Mother was the whole house vexed foot tapping on a faded rug carrying her voice
across the room to scream word-rubble on my head penetrating scalp until
You are no good rang true as brick walls shook with rage moved up fat legs
beneath a skirt about to fly she mowed down chairs thrown to four corners
of the world I’d give to make her loving when she kicks the cushions at the table
laid with my confusion plates piled high with disappointment every fork
a two-pronged mind I want to care but cannot stand her lack of patience
throws my pleading out the window shatters explanations on my head held down
as she attempts to raise the roof above the attic filled with her left-over rage
she’s packed away compassion folded it in hate the chimney blocked with curses
as I beg for love but what’s the point she’ll always be a door closed tight.
derived from the Indo-European root swen: to sound, to sing
Looking up. My mother. Refusing soup again. Lips tighter
than the neat wound in her throat. Dark brown stoma.
Setting sun beneath soft folds of skin. She points
towards the window. Light along a downy arm.
It falls onto the bed. Boys crowd near a school gate.
Danger in the way they sound. Loud as her next breath.
She smiles to show she likes their noise. More than she has made
in years. Not since daddy died. Tumour or enchantment?
On that day. Weird bird. Stretched neck. She called his name.
Her voice lost all its English grace. Hard won. In grief.
She was Jamaican once again. The vowels submerged.
Syllables called out for help. Repeating God. Speech fell.
Head back on the pillow now. Boys fade to a murmur.
Far side of the road. She wants the window open more.
Points above the bed. Drift of swans in sepia.
I know she’d like to say. Your father. Ballet of all things.
Black man in a bus conductor’s uniform. Dance became his saviour
that first winter. Hire purchase screen. Reflective as a lake.
His way to bear the shock of snow and England. Offering closed
doors until an attic room. Snug as vermin roamed.
In ’65. Fontyn. Swan necked. He was mesmerised. Green-eyed.
Mummy lost her voice. Arms shrieking as he waved her quiet.
Had to hear each note. Regard each pas de deux. Hummed
the theme the day he died. Last halting words. Story of a woman
cast beneath a magic spell. Now mummy stretches her weird neck.
Looks towards the light. I know she wants to say. Your father.
Ugly Close to Sleep
We were silenced by her old age mouth
set loose between lines gouged in cheeks
she cheered to make her children weep
though she was once demure before

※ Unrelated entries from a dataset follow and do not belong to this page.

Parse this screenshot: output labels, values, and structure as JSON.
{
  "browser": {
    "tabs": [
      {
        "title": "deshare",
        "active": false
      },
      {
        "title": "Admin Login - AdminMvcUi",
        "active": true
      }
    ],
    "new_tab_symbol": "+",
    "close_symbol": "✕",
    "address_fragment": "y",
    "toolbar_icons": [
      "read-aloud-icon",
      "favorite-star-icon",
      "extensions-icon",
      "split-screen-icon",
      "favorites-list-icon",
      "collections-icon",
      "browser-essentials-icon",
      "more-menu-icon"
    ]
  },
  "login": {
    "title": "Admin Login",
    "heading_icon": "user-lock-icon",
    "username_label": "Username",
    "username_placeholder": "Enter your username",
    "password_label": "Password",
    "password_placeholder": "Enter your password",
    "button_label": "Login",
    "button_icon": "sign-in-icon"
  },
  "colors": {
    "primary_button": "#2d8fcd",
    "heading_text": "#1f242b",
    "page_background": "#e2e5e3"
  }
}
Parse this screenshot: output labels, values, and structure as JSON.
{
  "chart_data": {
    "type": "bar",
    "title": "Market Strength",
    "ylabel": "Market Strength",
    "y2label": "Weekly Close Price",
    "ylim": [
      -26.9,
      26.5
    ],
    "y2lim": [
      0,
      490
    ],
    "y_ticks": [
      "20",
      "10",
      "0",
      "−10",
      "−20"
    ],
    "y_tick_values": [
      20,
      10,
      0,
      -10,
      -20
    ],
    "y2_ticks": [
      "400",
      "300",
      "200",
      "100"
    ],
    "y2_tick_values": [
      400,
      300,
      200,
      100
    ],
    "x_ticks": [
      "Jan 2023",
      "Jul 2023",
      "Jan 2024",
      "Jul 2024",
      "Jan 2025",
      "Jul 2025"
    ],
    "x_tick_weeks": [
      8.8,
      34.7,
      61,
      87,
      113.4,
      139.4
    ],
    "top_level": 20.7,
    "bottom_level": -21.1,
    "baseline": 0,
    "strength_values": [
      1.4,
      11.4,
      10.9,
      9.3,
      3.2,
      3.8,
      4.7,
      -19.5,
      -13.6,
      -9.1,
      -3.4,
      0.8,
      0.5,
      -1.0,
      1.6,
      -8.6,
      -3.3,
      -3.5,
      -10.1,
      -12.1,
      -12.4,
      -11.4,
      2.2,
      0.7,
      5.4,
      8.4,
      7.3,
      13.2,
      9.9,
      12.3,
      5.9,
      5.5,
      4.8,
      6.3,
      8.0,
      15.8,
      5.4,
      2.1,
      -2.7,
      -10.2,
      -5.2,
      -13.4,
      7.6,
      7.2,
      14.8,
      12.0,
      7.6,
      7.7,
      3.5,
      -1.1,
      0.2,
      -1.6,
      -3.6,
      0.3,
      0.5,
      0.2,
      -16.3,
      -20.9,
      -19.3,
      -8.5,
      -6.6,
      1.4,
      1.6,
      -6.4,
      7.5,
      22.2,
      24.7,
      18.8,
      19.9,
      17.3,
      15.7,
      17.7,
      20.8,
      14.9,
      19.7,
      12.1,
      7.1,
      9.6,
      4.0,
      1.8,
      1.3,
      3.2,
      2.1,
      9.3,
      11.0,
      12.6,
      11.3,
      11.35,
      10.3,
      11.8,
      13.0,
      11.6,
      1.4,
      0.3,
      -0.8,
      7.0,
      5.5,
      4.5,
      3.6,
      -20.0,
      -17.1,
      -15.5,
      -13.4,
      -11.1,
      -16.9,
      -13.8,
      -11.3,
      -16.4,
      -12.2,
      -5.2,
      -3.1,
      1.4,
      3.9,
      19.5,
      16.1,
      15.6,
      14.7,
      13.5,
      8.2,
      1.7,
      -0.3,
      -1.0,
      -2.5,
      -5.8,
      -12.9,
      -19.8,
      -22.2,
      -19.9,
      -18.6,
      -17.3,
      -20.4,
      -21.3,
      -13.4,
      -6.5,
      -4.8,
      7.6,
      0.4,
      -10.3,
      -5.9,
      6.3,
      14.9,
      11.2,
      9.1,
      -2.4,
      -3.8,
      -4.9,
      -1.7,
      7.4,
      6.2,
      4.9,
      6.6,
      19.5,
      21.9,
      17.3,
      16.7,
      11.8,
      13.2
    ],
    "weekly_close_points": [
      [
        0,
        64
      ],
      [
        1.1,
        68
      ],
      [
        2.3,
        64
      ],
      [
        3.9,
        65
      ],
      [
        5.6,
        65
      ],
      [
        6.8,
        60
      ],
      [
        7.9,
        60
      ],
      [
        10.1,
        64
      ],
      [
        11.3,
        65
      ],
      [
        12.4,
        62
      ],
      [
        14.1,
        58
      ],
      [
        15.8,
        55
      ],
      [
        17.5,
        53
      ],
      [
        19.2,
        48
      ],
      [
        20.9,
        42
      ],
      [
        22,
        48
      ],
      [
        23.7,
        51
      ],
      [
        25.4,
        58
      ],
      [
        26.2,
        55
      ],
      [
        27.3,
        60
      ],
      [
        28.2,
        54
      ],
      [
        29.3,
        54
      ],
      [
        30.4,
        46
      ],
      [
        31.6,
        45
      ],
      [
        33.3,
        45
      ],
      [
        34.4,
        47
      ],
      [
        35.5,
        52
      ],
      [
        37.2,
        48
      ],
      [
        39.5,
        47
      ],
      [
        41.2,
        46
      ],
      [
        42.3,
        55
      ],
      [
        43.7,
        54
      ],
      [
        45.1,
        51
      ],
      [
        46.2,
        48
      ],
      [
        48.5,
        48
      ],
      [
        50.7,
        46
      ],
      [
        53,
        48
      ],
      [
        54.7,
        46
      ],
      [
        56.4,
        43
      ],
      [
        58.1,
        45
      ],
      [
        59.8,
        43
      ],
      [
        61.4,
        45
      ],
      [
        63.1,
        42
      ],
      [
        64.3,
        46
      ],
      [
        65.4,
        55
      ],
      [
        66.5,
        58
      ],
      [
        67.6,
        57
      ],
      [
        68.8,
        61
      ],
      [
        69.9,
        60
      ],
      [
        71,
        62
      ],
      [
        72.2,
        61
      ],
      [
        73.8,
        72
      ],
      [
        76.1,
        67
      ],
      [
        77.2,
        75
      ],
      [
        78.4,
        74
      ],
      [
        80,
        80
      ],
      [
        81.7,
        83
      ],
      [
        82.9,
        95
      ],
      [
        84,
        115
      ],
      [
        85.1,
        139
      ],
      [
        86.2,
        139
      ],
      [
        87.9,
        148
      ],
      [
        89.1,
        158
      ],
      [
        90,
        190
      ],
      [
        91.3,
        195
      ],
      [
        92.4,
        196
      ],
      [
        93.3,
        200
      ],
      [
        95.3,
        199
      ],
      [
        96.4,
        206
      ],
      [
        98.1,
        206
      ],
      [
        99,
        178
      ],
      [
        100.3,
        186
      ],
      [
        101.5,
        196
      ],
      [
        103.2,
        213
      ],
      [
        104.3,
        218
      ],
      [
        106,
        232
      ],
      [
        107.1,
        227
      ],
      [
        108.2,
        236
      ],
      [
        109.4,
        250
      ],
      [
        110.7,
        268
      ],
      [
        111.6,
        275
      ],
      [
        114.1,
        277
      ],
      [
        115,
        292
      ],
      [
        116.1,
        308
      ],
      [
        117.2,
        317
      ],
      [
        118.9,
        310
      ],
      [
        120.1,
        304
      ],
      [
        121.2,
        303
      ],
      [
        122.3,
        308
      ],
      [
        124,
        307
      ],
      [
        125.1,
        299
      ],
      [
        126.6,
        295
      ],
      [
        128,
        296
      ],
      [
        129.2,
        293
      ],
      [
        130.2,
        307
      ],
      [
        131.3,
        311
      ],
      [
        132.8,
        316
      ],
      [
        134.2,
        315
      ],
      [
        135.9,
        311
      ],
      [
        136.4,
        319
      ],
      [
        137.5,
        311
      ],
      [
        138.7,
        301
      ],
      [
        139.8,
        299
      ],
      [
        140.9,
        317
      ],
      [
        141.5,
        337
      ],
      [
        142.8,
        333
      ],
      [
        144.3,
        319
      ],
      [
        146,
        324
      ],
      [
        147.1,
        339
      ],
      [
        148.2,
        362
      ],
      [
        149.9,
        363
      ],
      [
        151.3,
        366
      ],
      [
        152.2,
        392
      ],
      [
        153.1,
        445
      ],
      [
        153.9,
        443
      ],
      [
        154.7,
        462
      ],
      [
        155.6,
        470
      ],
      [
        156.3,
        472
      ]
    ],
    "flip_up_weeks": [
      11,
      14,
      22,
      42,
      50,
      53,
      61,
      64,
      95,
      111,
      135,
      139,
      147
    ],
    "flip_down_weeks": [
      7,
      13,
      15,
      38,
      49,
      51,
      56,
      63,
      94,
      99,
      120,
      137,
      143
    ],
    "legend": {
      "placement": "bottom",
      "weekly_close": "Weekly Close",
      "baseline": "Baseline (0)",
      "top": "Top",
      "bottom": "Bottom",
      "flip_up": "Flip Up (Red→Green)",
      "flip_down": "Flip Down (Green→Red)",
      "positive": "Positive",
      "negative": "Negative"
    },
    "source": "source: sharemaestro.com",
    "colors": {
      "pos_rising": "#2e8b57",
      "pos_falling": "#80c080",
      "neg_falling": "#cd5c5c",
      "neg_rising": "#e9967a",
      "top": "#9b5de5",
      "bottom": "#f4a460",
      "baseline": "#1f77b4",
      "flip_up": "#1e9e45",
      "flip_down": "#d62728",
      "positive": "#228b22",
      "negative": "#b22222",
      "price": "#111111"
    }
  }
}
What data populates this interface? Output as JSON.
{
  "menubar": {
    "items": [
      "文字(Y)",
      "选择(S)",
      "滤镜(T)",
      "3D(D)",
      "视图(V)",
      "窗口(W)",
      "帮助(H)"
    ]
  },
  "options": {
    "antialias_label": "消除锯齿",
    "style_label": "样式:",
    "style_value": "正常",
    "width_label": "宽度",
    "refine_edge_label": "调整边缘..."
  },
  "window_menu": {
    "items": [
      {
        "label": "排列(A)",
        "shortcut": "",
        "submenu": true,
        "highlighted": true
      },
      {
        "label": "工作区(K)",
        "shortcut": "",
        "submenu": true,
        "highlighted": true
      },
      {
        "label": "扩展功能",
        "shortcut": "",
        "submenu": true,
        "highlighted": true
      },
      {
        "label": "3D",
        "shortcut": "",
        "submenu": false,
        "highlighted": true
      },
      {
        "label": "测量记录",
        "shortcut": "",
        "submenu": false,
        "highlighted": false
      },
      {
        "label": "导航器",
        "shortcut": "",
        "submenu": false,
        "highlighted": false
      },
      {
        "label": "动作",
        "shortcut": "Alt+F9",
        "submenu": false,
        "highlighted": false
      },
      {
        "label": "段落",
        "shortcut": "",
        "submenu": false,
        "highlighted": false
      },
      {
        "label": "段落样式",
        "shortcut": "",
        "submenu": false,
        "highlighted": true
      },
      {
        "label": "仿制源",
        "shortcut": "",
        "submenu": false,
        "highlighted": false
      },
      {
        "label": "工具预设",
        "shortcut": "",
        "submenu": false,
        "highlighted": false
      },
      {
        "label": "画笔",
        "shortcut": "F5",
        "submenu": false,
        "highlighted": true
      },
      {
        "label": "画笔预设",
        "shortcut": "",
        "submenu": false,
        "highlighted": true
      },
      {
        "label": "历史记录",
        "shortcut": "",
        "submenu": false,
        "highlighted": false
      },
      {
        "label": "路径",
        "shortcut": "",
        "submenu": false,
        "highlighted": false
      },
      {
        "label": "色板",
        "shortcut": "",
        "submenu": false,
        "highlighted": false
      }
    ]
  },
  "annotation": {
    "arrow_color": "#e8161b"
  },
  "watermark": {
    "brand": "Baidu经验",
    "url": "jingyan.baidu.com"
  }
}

truth-telling gave a breathless shape
to final days made her a lethal trap
great gaping hole of missing teeth
refusing all things false when that
was how we got through Christmas
calling her three daughters fat
aiming laughter at plump hands
as food fell back to plates her son
puffed up with his two houses caved
as we were told he wet the bed
up to the age of twelve might not be
his father’s son a man she never liked
much less loved in thirty years of haterimony
barked a laugh to say his need for drink
grew more intense towards the end
when we believed he had reformed
her final diagnosis saw her wage war
on two siblings doubled over canes
accusing them of suffering their mother’s
madness just before she ran away
we thought she had died young
I feared my turn but spared to write
this down she said I would be damned
to hell called it her new home
if I used words like sweet said she suffered
from dementia just because she saved
the worst for her own body named a rag
hair loose thread skin balding velvet
she was ugly close to sleep with seven
dwarves named Dirty Envy Fussy Give Me
Greedy Needy Wanty a new priest
tried to bless her in the church
she spat You are God’s fool and prayers
are used up tissues no one understood
why lying down she cursed
the bloody ceiling as too close